“The way I would start is to think about where the travel customers are going, and if that is changing we need to adapt to that,” said Tanuj Suri, vice president of global partnerships at American Express Travel. “Customers today are behaving differently and traveling to different places than they were a few years ago. Accessing information is easy, so what is it from an experience perspective that an agent is bringing?”

Research indicates more travelers are using agents than a few years ago. MMGY Global’s latest Portrait of the American Traveler survey showed that 19 percent of travelers used an agent in 2016, up from 13 percent in 2013. This increase has happened at the same time as a widespread move away from traditional storefront agencies towards agents working as independent contractors, usually joining up with a bigger consortia for training, marketing tools, and access to better travel content.

There are also some demographic trends that are working against agencies. Most notably, it seems that older agency owners want to sell their businesses before another downturn, instead of investing in a younger workforce with an eye on the future.

For bigger agencies and consortia, part of the challenge is simply paying attention to how the landscape of consumer travel booking has shifted– and will continue to shift.

“If you think about the role of the travel agent, it’s certainly not becoming easy and we need to stay ahead of those changes,” said Suri. “It’s not just about recruiting someone who knows [these technology trends], we have some agents who have been around for 20 years but they are adapting very well. I think it’s much broader than finding travel agents of the future; it’s that the business of travel agents is evolving, and that’s the cool part of the job.”

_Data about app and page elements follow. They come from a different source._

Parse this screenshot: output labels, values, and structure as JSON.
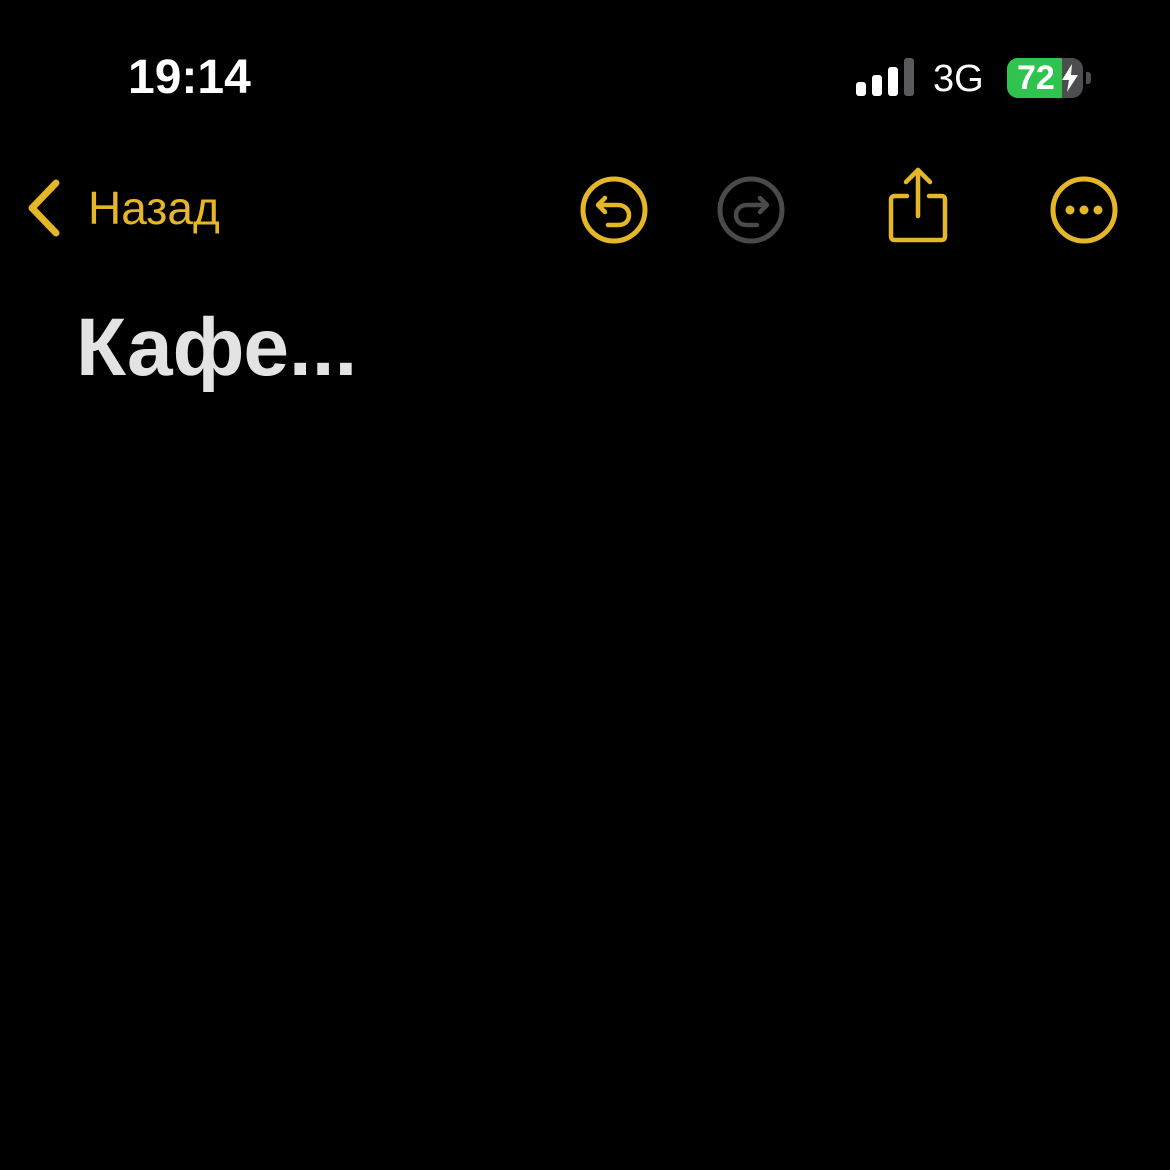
{
  "status_bar": {
    "time": "19:14",
    "network": "3G",
    "battery_percent": 72,
    "battery_label": "72",
    "charging": true
  },
  "nav": {
    "back_label": "Назад",
    "icons": {
      "back": "chevron-left-icon",
      "undo": "undo-icon",
      "redo": "redo-icon",
      "share": "share-icon",
      "more": "more-icon"
    }
  },
  "note": {
    "title": "Кафе..."
  },
  "colors": {
    "background": "#000000",
    "accent": "#e5b628",
    "disabled": "#4a4a4c",
    "title": "#e3e3e3",
    "battery_green": "#30c44f"
  }
}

Suri says the new back-end technology being developed by agencies is great for younger agents, who won’t have to learn the arcane intricacies of global distribution systems. American Express Travel is testing an app, for instance, geared towards its customers that is powered by a combination of automated bots and agents, funneling more intricate requests to agents to follow up down the line.

Another reality seems to be clear. It’s not enough to hope that a surge of younger agents pop up, ready to replace the agents set to age out of the agency community; existing agents, and older workers looking for a second career, need to be better educated about the future of travel agencies. How do you get people excited to be a travel agent?

Agency consortia have invested in digital education tools to reach agents who are increasingly spread across the country. Host agencies, which work directly with home-based agents, have also focused on better educating their workers. Travel Leaders Group, the biggest leisure travel agency in the U.S., launched an educational program a few years ago to reach agents both inside and outside its network.

“It came out of the problem of getting younger talent into the travel industry,” said Heather Kindred, program director of Travel Leaders Group’s Travel Leaders of Tomorrow educational program. “Our leadership was sitting around in a meeting in 2012 and they said our talent is getting older, they’re ready to retire in next five to 10 years, and we don’t really have a pipeline of young talent. So we’ll create our own school.”

This industry-wide focus on education is partly in response to the demise of dedicated schools for travel agents, which used to prepare college students for a potential career selling travel. Programs like Travel Leaders Group’s can also be attended by those outside their network, facilitated by a focus on online courses instead of the traditional roadshow-style programs.

“Virtual is almost a requirement in today’s world,” said Kindred. “Even though you might be in your home or a hotel, or maybe even in your office after hours, you still need to be engaged… what that does for the younger learner and the rest is provide some accountability.”

Tour operators also play a role in making sure the agents selling their products know what they’re doing. This has become especially important as agents have moved away from being generalists and towards specialization.

“This has been a really hot topic at all the advisory boards I’ve participated in, every consortia I’ve talked to has been looking to recruit younger agents,” said Melissa Da Silva, president of Contiki, a tour operator geared primarily toward millennials. “They want that fresh perspective. When we do go visit [agency storefronts], it is interesting that there is an assumption that younger agents will sell our product. I’ll also tell you that our best salespeople aren’t in the demographic of our customers; you don’t have to be a millennial to sell effectively to millennials.”

Photo Credit: Travel agencies are starting to better educate both young and old agents. Hermenegildo Arensivia, 61, (R), shows pictures of him in a magazine to tourists from Poland in old Havana. Alexandre Meneghini / Reuters